Dead Zone in Gulf of Mexico Biggest Ever

Solenn Plantier
Août 7, 2017

Scientists have found a polluted "dead zone" of ocean that is larger than Wales and the biggest ever recorded in the Gulf of Mexico.

The National Oceanic and Atmospheric Administration announced this week that the Gulf dead zone measured in at more than 8,700 square miles - an area roughly the size of New Jersey.

Nitrogen and phosphorus pollution enters the MS throughout its watershed, which includes runoff from Midwest crop farms and meat producers that stimulate massive algal growth that eventually decomposes, which uses up the oxygen needed to support life in the Gulf.

"So in years like this with a lot of precipitation and higher than normal flows", Magnien says, "that carries more nutrients into the Gulf of Mexico to fuel the algal bloom, which will eventually decompose and rob the water of oxygen".

This loss of oxygen in the water can cause the loss of fish habitat or force them to move to other areas to survive.

According to an NOAA funded study led by Duke University, the dead zone may slow shrimp growth, leading to fewer large shrimp.

Another team of researchers at Louisiana State University (LSU) and the Louisiana Universities Marine Consortium (LUMCON) collected data to determine the size of the dead zone during a survey from July 24 to July 31. The dead zone forms annually, mainly because of farm fertilizer pollutants washing into the Atlantic from the Mississippi River, but this year's affected area was the largest since recording began in 1985.

Every spring, a "dead zone" appears in the Gulf of Mexico.

The average size of the dead zone over the past five years has been 5,806 square miles, which is three times larger than the Gulf Hypoxia Task Force target of 1,900 square miles.

These findings suggest that efforts to reduce nutrient pollution in the Mississippi River basin aren't working. The Runoff Risk Advisory Forecast, an initiative to help farmers apply fertilizers at optimum times, is either ineffective or being ignored.
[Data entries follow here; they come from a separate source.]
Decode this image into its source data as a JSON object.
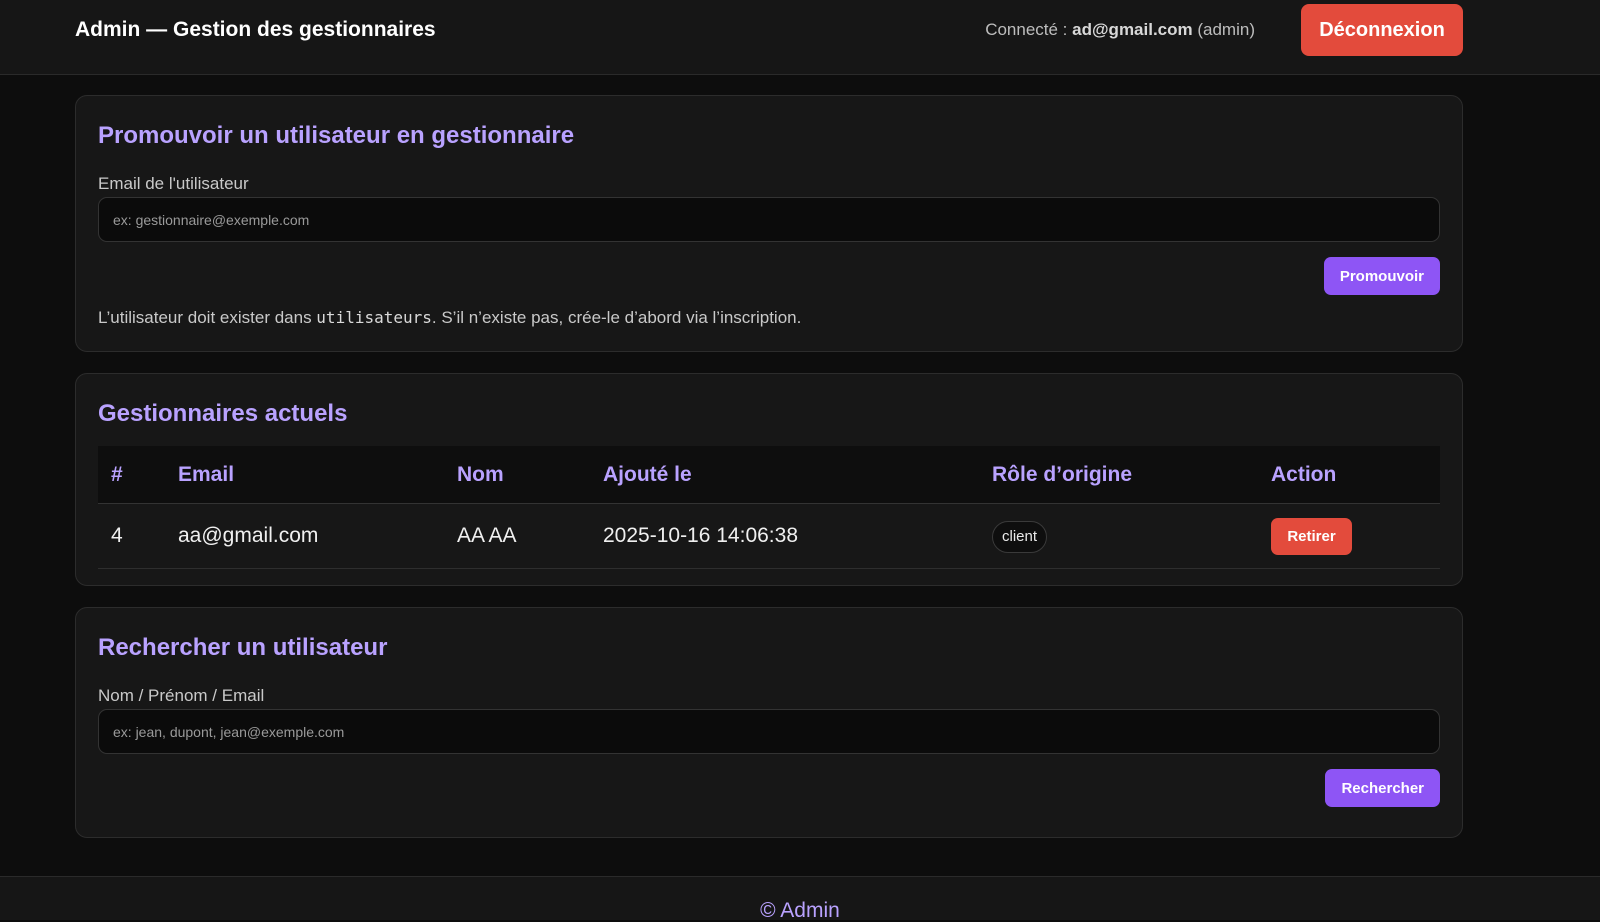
{
  "header": {
    "title": "Admin — Gestion des gestionnaires",
    "session_prefix": "Connecté : ",
    "user_email": "ad@gmail.com",
    "user_role": " (admin)",
    "logout_label": "Déconnexion"
  },
  "promote": {
    "title": "Promouvoir un utilisateur en gestionnaire",
    "email_label": "Email de l'utilisateur",
    "email_value": "",
    "email_placeholder": "ex: gestionnaire@exemple.com",
    "submit_label": "Promouvoir",
    "hint_before": "L’utilisateur doit exister dans ",
    "hint_code": "utilisateurs",
    "hint_after": ". S’il n’existe pas, crée-le d’abord via l’inscription."
  },
  "managers": {
    "title": "Gestionnaires actuels",
    "columns": [
      "#",
      "Email",
      "Nom",
      "Ajouté le",
      "Rôle d’origine",
      "Action"
    ],
    "rows": [
      {
        "id": "4",
        "email": "aa@gmail.com",
        "name": "AA AA",
        "added_on": "2025-10-16 14:06:38",
        "origin_role": "client",
        "action_label": "Retirer"
      }
    ]
  },
  "search": {
    "title": "Rechercher un utilisateur",
    "query_label": "Nom / Prénom / Email",
    "query_value": "",
    "query_placeholder": "ex: jean, dupont, jean@exemple.com",
    "submit_label": "Rechercher"
  },
  "footer": {
    "text": "© Admin"
  },
  "colors": {
    "accent": "#b9a2ff",
    "primary_button": "#8e55f5",
    "danger_button": "#e34b3c",
    "background": "#0d0d0d",
    "card": "#171717"
  }
}
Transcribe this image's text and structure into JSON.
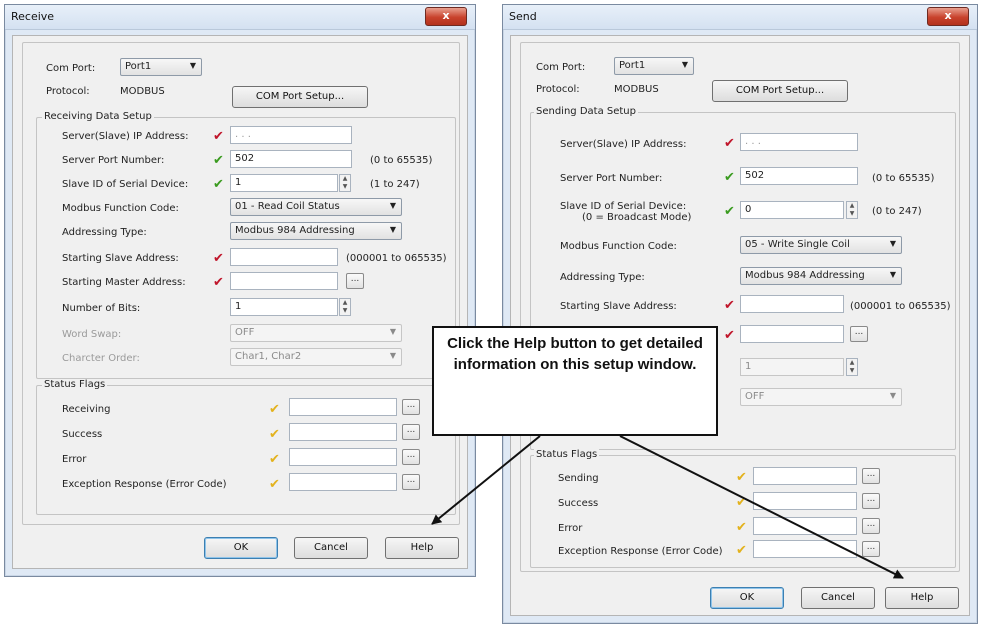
{
  "colors": {
    "check_red": "#c0152a",
    "check_green": "#3a9b1f",
    "check_yellow": "#e3b21d",
    "window_frame": "#dfe9f5"
  },
  "receive": {
    "title": "Receive",
    "close": "x",
    "com_port_label": "Com Port:",
    "com_port_value": "Port1",
    "protocol_label": "Protocol:",
    "protocol_value": "MODBUS",
    "com_setup_button": "COM Port Setup...",
    "data_group_title": "Receiving Data Setup",
    "server_ip_label": "Server(Slave) IP Address:",
    "server_ip_value": ".       .       .",
    "port_label": "Server Port Number:",
    "port_value": "502",
    "port_range": "(0 to 65535)",
    "slave_id_label": "Slave ID of Serial Device:",
    "slave_id_value": "1",
    "slave_id_range": "(1 to 247)",
    "function_label": "Modbus Function Code:",
    "function_value": "01 - Read Coil Status",
    "addressing_label": "Addressing Type:",
    "addressing_value": "Modbus 984 Addressing",
    "start_slave_label": "Starting Slave Address:",
    "start_slave_value": "",
    "start_slave_range": "(000001 to 065535)",
    "start_master_label": "Starting Master Address:",
    "start_master_value": "",
    "bits_label": "Number of Bits:",
    "bits_value": "1",
    "word_swap_label": "Word Swap:",
    "word_swap_value": "OFF",
    "char_order_label": "Charcter Order:",
    "char_order_value": "Char1, Char2",
    "status_group_title": "Status Flags",
    "flags": [
      "Receiving",
      "Success",
      "Error",
      "Exception Response (Error Code)"
    ],
    "ok": "OK",
    "cancel": "Cancel",
    "help": "Help"
  },
  "send": {
    "title": "Send",
    "close": "x",
    "com_port_label": "Com Port:",
    "com_port_value": "Port1",
    "protocol_label": "Protocol:",
    "protocol_value": "MODBUS",
    "com_setup_button": "COM Port Setup...",
    "data_group_title": "Sending Data Setup",
    "server_ip_label": "Server(Slave) IP Address:",
    "server_ip_value": ".       .       .",
    "port_label": "Server Port Number:",
    "port_value": "502",
    "port_range": "(0 to 65535)",
    "slave_id_label": "Slave ID of Serial Device:",
    "slave_id_label2": "(0 = Broadcast Mode)",
    "slave_id_value": "0",
    "slave_id_range": "(0 to 247)",
    "function_label": "Modbus Function Code:",
    "function_value": "05 - Write Single Coil",
    "addressing_label": "Addressing Type:",
    "addressing_value": "Modbus 984 Addressing",
    "start_slave_label": "Starting Slave Address:",
    "start_slave_value": "",
    "start_slave_range": "(000001 to 065535)",
    "start_master_value": "",
    "bits_value": "1",
    "word_swap_value": "OFF",
    "status_group_title": "Status Flags",
    "flags": [
      "Sending",
      "Success",
      "Error",
      "Exception Response (Error Code)"
    ],
    "ok": "OK",
    "cancel": "Cancel",
    "help": "Help"
  },
  "callout": {
    "text": "Click the Help button to get detailed information on this setup window."
  },
  "icons": {
    "valid": "checkmark-icon",
    "ellipsis": "..."
  }
}
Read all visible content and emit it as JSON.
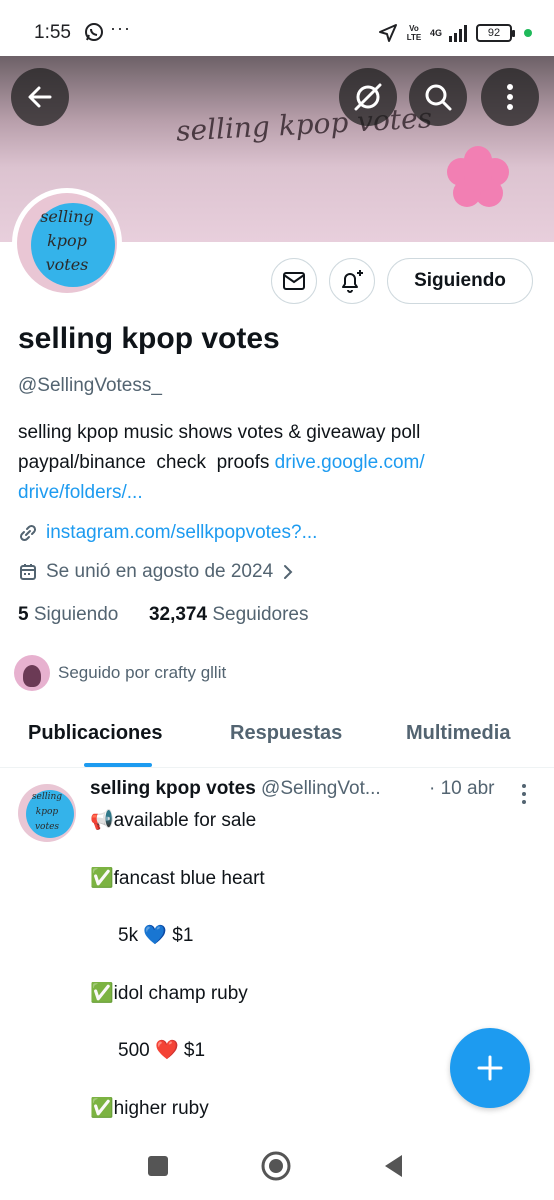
{
  "status_bar": {
    "time": "1:55",
    "dots": "···",
    "network": "4G",
    "volte": "Vo LTE",
    "battery": "92"
  },
  "banner": {
    "text": "selling kpop votes"
  },
  "avatar": {
    "line1": "selling",
    "line2": "kpop",
    "line3": "votes"
  },
  "profile": {
    "follow_label": "Siguiendo",
    "name": "selling kpop votes",
    "handle": "@SellingVotess_",
    "bio_line1": "selling kpop music shows votes & giveaway poll",
    "bio_line2_text": "paypal/binance  check  proofs ",
    "bio_link_1": "drive.google.com/",
    "bio_link_2": "drive/folders/...",
    "website": "instagram.com/sellkpopvotes?...",
    "joined": "Se unió en agosto de 2024",
    "following_count": "5",
    "following_label": "Siguiendo",
    "followers_count": "32,374",
    "followers_label": "Seguidores",
    "followed_by": "Seguido por crafty gllit"
  },
  "tabs": [
    {
      "label": "Publicaciones",
      "active": true
    },
    {
      "label": "Respuestas",
      "active": false
    },
    {
      "label": "Multimedia",
      "active": false
    }
  ],
  "post": {
    "author": "selling kpop votes",
    "handle": "@SellingVot...",
    "date": "· 10 abr",
    "avatar_line1": "selling",
    "avatar_line2": "kpop",
    "avatar_line3": "votes",
    "lines": [
      "📢available for sale",
      "✅fancast  blue heart",
      "5k 💙 $1",
      "✅idol champ  ruby",
      "500 ❤️ $1",
      "✅higher  ruby"
    ]
  },
  "colors": {
    "accent": "#1d9bf0",
    "text": "#0f1419",
    "muted": "#536471"
  }
}
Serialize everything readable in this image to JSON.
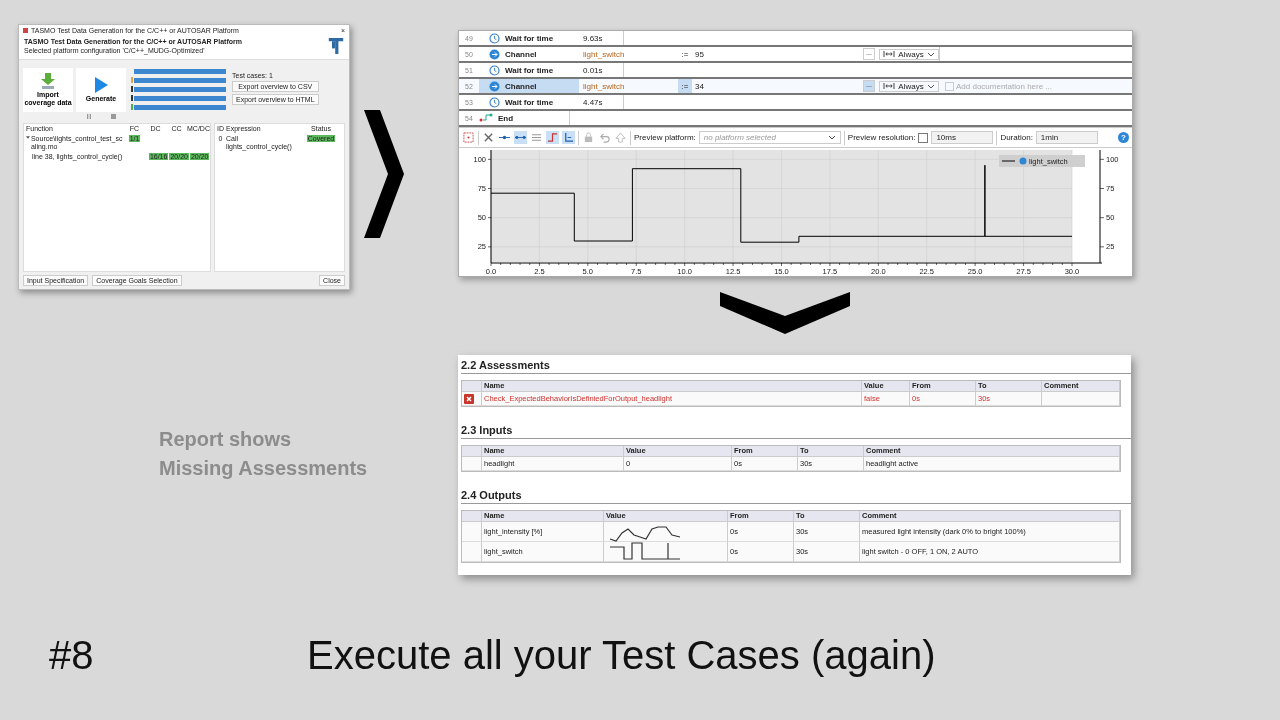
{
  "slide": {
    "note_lines": [
      "Report shows",
      "Missing Assessments"
    ],
    "number": "#8",
    "title": "Execute all your Test Cases (again)"
  },
  "generator": {
    "title": "TASMO Test Data Generation for the C/C++ or AUTOSAR Platform",
    "close": "×",
    "heading": "TASMO Test Data Generation for the C/C++ or AUTOSAR Platform",
    "subtitle": "Selected platform configuration 'C/C++_MUDG-Optimized'",
    "import_label": "Import coverage data",
    "generate_label": "Generate",
    "bars": [
      {
        "level": 1
      },
      {
        "level": 1,
        "color": "#e8a33c"
      },
      {
        "level": 1,
        "color": "#333333"
      },
      {
        "level": 1,
        "color": "#333333"
      },
      {
        "level": 1,
        "color": "#4caf50"
      }
    ],
    "test_cases": "Test cases: 1",
    "export_buttons": [
      "Export overview to CSV",
      "Export overview to HTML"
    ],
    "function_columns": [
      "Function",
      "FC",
      "DC",
      "CC",
      "MC/DC"
    ],
    "function_rows": [
      {
        "cells": [
          "Source\\lights_control_test_scaling.mo",
          "1/1",
          "",
          "",
          ""
        ],
        "expanded": true,
        "children": [
          {
            "cells": [
              "line 38, lights_control_cycle()",
              "",
              "16/16",
              "20/20",
              "20/20"
            ]
          }
        ]
      }
    ],
    "case_columns": [
      "ID",
      "Expression",
      "Status"
    ],
    "case_rows": [
      {
        "id": "0",
        "expression": "Call lights_control_cycle()",
        "status": "Covered"
      }
    ],
    "footer_buttons": [
      "Input Specification",
      "Coverage Goals Selection"
    ],
    "close_button": "Close"
  },
  "editor": {
    "rows": [
      {
        "line": "49",
        "kind": "wait",
        "label": "Wait for time",
        "value": "9.63s",
        "selected": false
      },
      {
        "line": "50",
        "kind": "channel",
        "label": "Channel",
        "signal": "light_switch",
        "op": ":=",
        "value": "95",
        "more": "...",
        "mode": "Always",
        "selected": false
      },
      {
        "line": "51",
        "kind": "wait",
        "label": "Wait for time",
        "value": "0.01s",
        "selected": false
      },
      {
        "line": "52",
        "kind": "channel",
        "label": "Channel",
        "signal": "light_switch",
        "op": ":=",
        "value": "34",
        "more": "...",
        "mode": "Always",
        "doc_placeholder": "Add documentation here ...",
        "selected": true
      },
      {
        "line": "53",
        "kind": "wait",
        "label": "Wait for time",
        "value": "4.47s",
        "selected": false
      },
      {
        "line": "54",
        "kind": "end",
        "label": "End",
        "selected": false
      }
    ],
    "tools": [
      {
        "kind": "grid",
        "on": false
      },
      {
        "kind": "cut",
        "on": false
      },
      {
        "kind": "line",
        "on": false
      },
      {
        "kind": "line-dots",
        "on": true
      },
      {
        "kind": "list",
        "on": false
      },
      {
        "kind": "step",
        "on": true
      },
      {
        "kind": "step-alt",
        "on": true
      },
      {
        "kind": "lock",
        "on": false
      },
      {
        "kind": "undo",
        "on": false
      },
      {
        "kind": "up",
        "on": false
      }
    ],
    "platform_label": "Preview platform:",
    "platform_placeholder": "no platform selected",
    "resolution_label": "Preview resolution:",
    "resolution_checked": false,
    "resolution": "10ms",
    "duration_label": "Duration:",
    "duration": "1min",
    "help": "?",
    "chart_data": {
      "type": "line",
      "grid": true,
      "xlim": [
        0,
        30
      ],
      "ylim": [
        12,
        108
      ],
      "xticks": [
        {
          "value": 0,
          "label": "0.0"
        },
        {
          "value": 2.5,
          "label": "2.5"
        },
        {
          "value": 5,
          "label": "5.0"
        },
        {
          "value": 7.5,
          "label": "7.5"
        },
        {
          "value": 10,
          "label": "10.0"
        },
        {
          "value": 12.5,
          "label": "12.5"
        },
        {
          "value": 15,
          "label": "15.0"
        },
        {
          "value": 17.5,
          "label": "17.5"
        },
        {
          "value": 20,
          "label": "20.0"
        },
        {
          "value": 22.5,
          "label": "22.5"
        },
        {
          "value": 25,
          "label": "25.0"
        },
        {
          "value": 27.5,
          "label": "27.5"
        },
        {
          "value": 30,
          "label": "30.0"
        }
      ],
      "yticks": [
        25,
        50,
        75,
        100
      ],
      "y2ticks": [
        25,
        50,
        75,
        100
      ],
      "y2lim": [
        12,
        108
      ],
      "x": [
        0,
        4.3,
        4.3,
        7.3,
        7.3,
        12.9,
        12.9,
        15.9,
        15.9,
        25.5,
        25.5,
        25.5,
        30
      ],
      "series": [
        {
          "name": "light_switch",
          "color": "#000000",
          "values": [
            71,
            71,
            30,
            30,
            92,
            92,
            29,
            29,
            34,
            34,
            95,
            34,
            34
          ]
        }
      ]
    }
  },
  "report": {
    "sections": [
      {
        "heading": "2.2 Assessments",
        "columns": [
          "Name",
          "Value",
          "From",
          "To",
          "Comment"
        ],
        "rows": [
          {
            "failed": true,
            "cells": [
              "Check_ExpectedBehaviorIsDefiniedForOutput_headlight",
              "false",
              "0s",
              "30s",
              ""
            ]
          }
        ]
      },
      {
        "heading": "2.3 Inputs",
        "columns": [
          "Name",
          "Value",
          "From",
          "To",
          "Comment"
        ],
        "rows": [
          {
            "failed": false,
            "cells": [
              "headlight",
              "0",
              "0s",
              "30s",
              "headlight active"
            ]
          }
        ]
      },
      {
        "heading": "2.4 Outputs",
        "columns": [
          "Name",
          "Value",
          "From",
          "To",
          "Comment"
        ],
        "rows": [
          {
            "failed": false,
            "cells": [
              "light_intensity [%]",
              {
                "kind": "sparkline"
              },
              "0s",
              "30s",
              "measured light intensity (dark 0% to bright 100%)"
            ]
          },
          {
            "failed": false,
            "cells": [
              "light_switch",
              {
                "kind": "sparkline"
              },
              "0s",
              "30s",
              "light switch - 0 OFF, 1 ON, 2 AUTO"
            ]
          }
        ]
      }
    ]
  }
}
D'autres rapports CampDesrEcrues

Discuter de cet article